We spent as much time in the Dark Room as we did capturing moments under the bright California sun. But it was in the dark that things got developed. The primary purpose of the dark room was for the processing of light.
I find that often we find ourselves in dark rooms while at work.
We fumble around,
squinting our eyes,
looking for meaning in what we do.
Which in turn leads to frustration.
Here are some signs that you are in the dark room but frustrated:
You are negative.
You are critical.
You are a gloom and doom kind of employee.
You are angry when change is demanded.
You are ungrateful.
Here’s the deal, this is a dark room,
so it’s very “natural” that you may be going through these things at work.
If I can stretch the metaphor a little further, it would be safe to say that it is actually appropriate to deal with “negatives” in a dark room.
It is very appropriate to be critical about what you see, that’s why you’re in there.
It has the potential to be depressing, think about it, it’s just dark and sometimes scary if you’re in there by yourself late at night.
It can be discouraging to see that what you imagined didn’t pan out the way you thought, so change and the need for it can anger you.
And finally, you can easily find yourself tired and ungrateful as you continue to work in the dark room.
But faith at work is expressed in choosing to practice the discipline of processing light.
Another word for “faith at work” is perspective.
What images are you creating at work?
What pictures are you processing?
How do you choose to see your boss?
How do you choose to engage in your project?
What do you want to highlight and celebrate,
what do you want to blur out,
and what do you want to focus on?
It takes the same amount of effort to "crop" out the positive things about your boss, co-workers, project. Why not crop out the bad and keep in the good? By now we are all experts in projecting an image because of social media. We spend much of our time editing a photo to present to the world and for us to revisit and remember. These images "uphold" a certain vibe for us and others. Imagine if we curated an Instagram account of all the negative things at work. So many would side with us, "like" our critical comments, and we would feel vindicated. Simply put, we create a world where we are always the victim.
And victims always want vindication.
Victims always want recognition more than results.

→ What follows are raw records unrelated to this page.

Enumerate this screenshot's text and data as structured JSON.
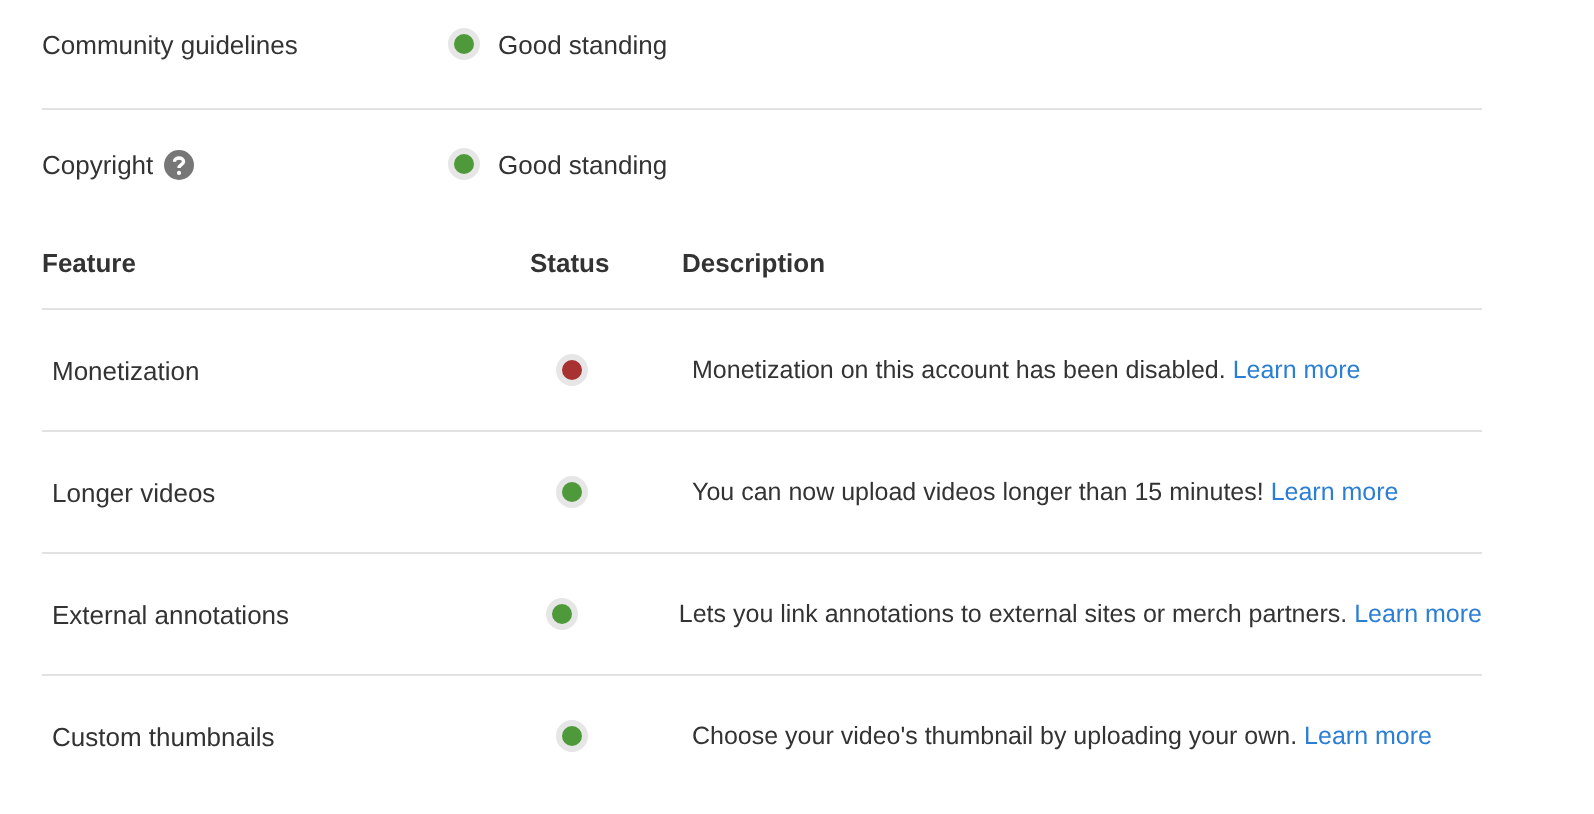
{
  "standing": [
    {
      "label": "Community guidelines",
      "help": false,
      "color": "#4e9a3a",
      "text": "Good standing"
    },
    {
      "label": "Copyright",
      "help": true,
      "color": "#4e9a3a",
      "text": "Good standing"
    }
  ],
  "table": {
    "columns": [
      "Feature",
      "Status",
      "Description"
    ],
    "rows": [
      {
        "feature": "Monetization",
        "color": "#a83232",
        "description": "Monetization on this account has been disabled.",
        "link": "Learn more"
      },
      {
        "feature": "Longer videos",
        "color": "#4e9a3a",
        "description": "You can now upload videos longer than 15 minutes!",
        "link": "Learn more"
      },
      {
        "feature": "External annotations",
        "color": "#4e9a3a",
        "description": "Lets you link annotations to external sites or merch partners.",
        "link": "Learn more"
      },
      {
        "feature": "Custom thumbnails",
        "color": "#4e9a3a",
        "description": "Choose your video's thumbnail by uploading your own.",
        "link": "Learn more"
      }
    ]
  }
}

Here’s the deal, great careers are developed in the dark room. So, get used to it, maximize it, and use it for its intended purpose. As I wrap up, I can’t help but think about Ansel Adams. Partly because one of his photographs is used as my desktop screen on my laptop. It’s well known that Ansel went to great lengths to capture his photos. But what is often not talked about is the fact that not only did it take him much time and effort to get his shot but it took him just as much time and effort, if not more, to come down the mountain into his dark room and begin the process of processing light. Let's join the masters, or better yet, let's join our Master in the dark room and get developed.